● **WHAT THE TASK ASKS**: The response must restate all of the data word for word.

[[ DATA TO USE open ]]

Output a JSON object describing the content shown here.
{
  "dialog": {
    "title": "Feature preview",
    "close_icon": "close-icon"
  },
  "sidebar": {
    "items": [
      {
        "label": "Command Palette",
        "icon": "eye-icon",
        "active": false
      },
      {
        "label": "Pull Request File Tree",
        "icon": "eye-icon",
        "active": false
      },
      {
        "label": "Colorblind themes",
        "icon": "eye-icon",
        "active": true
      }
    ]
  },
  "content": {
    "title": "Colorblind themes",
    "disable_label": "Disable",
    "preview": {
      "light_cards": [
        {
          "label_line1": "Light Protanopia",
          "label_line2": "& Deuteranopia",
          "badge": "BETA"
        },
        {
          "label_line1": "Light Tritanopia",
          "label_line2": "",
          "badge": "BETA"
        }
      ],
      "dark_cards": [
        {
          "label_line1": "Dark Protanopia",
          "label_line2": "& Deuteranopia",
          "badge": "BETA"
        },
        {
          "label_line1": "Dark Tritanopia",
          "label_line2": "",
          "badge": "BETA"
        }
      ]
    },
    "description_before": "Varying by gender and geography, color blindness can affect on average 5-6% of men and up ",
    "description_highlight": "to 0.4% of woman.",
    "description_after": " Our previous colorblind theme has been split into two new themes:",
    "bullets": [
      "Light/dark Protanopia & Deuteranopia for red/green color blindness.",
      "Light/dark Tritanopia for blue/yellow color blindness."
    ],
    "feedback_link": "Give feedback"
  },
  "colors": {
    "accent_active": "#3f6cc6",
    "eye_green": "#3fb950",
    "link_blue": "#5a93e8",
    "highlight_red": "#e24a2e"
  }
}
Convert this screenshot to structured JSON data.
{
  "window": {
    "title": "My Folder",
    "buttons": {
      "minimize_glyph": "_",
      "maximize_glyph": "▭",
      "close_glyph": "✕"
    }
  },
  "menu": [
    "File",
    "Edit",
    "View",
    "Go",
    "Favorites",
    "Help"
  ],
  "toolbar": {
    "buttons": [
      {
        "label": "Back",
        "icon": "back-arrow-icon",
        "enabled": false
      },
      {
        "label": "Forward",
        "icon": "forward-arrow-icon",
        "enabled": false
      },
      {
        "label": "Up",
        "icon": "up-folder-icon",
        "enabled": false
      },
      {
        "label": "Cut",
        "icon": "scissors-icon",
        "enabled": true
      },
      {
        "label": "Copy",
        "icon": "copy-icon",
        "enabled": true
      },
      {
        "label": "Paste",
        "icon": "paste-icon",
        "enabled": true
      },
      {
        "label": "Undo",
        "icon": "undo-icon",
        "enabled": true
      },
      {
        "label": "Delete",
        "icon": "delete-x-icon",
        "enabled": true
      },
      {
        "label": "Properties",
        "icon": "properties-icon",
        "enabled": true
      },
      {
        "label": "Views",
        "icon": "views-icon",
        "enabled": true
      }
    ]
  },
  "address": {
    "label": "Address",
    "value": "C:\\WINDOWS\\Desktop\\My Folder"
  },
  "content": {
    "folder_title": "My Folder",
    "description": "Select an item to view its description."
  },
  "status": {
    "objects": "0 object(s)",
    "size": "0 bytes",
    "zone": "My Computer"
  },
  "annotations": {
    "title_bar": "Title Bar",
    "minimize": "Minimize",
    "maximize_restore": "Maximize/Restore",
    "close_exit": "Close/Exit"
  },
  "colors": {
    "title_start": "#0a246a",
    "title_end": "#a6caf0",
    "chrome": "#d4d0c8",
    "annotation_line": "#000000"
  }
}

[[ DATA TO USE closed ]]

● **ANSWER TO THIS TASK**:
Output a JSON object describing the content shown here.
{
  "dialog": {
    "title": "Feature preview",
    "close_icon": "close-icon"
  },
  "sidebar": {
    "items": [
      {
        "label": "Command Palette",
        "icon": "eye-icon",
        "active": false
      },
      {
        "label": "Pull Request File Tree",
        "icon": "eye-icon",
        "active": false
      },
      {
        "label": "Colorblind themes",
        "icon": "eye-icon",
        "active": true
      }
    ]
  },
  "content": {
    "title": "Colorblind themes",
    "disable_label": "Disable",
    "preview": {
      "light_cards": [
        {
          "label_line1": "Light Protanopia",
          "label_line2": "& Deuteranopia",
          "badge": "BETA"
        },
        {
          "label_line1": "Light Tritanopia",
          "label_line2": "",
          "badge": "BETA"
        }
      ],
      "dark_cards": [
        {
          "label_line1": "Dark Protanopia",
          "label_line2": "& Deuteranopia",
          "badge": "BETA"
        },
        {
          "label_line1": "Dark Tritanopia",
          "label_line2": "",
          "badge": "BETA"
        }
      ]
    },
    "description_before": "Varying by gender and geography, color blindness can affect on average 5-6% of men and up ",
    "description_highlight": "to 0.4% of woman.",
    "description_after": " Our previous colorblind theme has been split into two new themes:",
    "bullets": [
      "Light/dark Protanopia & Deuteranopia for red/green color blindness.",
      "Light/dark Tritanopia for blue/yellow color blindness."
    ],
    "feedback_link": "Give feedback"
  },
  "colors": {
    "accent_active": "#3f6cc6",
    "eye_green": "#3fb950",
    "link_blue": "#5a93e8",
    "highlight_red": "#e24a2e"
  }
}
Convert this screenshot to structured JSON data.
{
  "window": {
    "title": "My Folder",
    "buttons": {
      "minimize_glyph": "_",
      "maximize_glyph": "▭",
      "close_glyph": "✕"
    }
  },
  "menu": [
    "File",
    "Edit",
    "View",
    "Go",
    "Favorites",
    "Help"
  ],
  "toolbar": {
    "buttons": [
      {
        "label": "Back",
        "icon": "back-arrow-icon",
        "enabled": false
      },
      {
        "label": "Forward",
        "icon": "forward-arrow-icon",
        "enabled": false
      },
      {
        "label": "Up",
        "icon": "up-folder-icon",
        "enabled": false
      },
      {
        "label": "Cut",
        "icon": "scissors-icon",
        "enabled": true
      },
      {
        "label": "Copy",
        "icon": "copy-icon",
        "enabled": true
      },
      {
        "label": "Paste",
        "icon": "paste-icon",
        "enabled": true
      },
      {
        "label": "Undo",
        "icon": "undo-icon",
        "enabled": true
      },
      {
        "label": "Delete",
        "icon": "delete-x-icon",
        "enabled": true
      },
      {
        "label": "Properties",
        "icon": "properties-icon",
        "enabled": true
      },
      {
        "label": "Views",
        "icon": "views-icon",
        "enabled": true
      }
    ]
  },
  "address": {
    "label": "Address",
    "value": "C:\\WINDOWS\\Desktop\\My Folder"
  },
  "content": {
    "folder_title": "My Folder",
    "description": "Select an item to view its description."
  },
  "status": {
    "objects": "0 object(s)",
    "size": "0 bytes",
    "zone": "My Computer"
  },
  "annotations": {
    "title_bar": "Title Bar",
    "minimize": "Minimize",
    "maximize_restore": "Maximize/Restore",
    "close_exit": "Close/Exit"
  },
  "colors": {
    "title_start": "#0a246a",
    "title_end": "#a6caf0",
    "chrome": "#d4d0c8",
    "annotation_line": "#000000"
  }
}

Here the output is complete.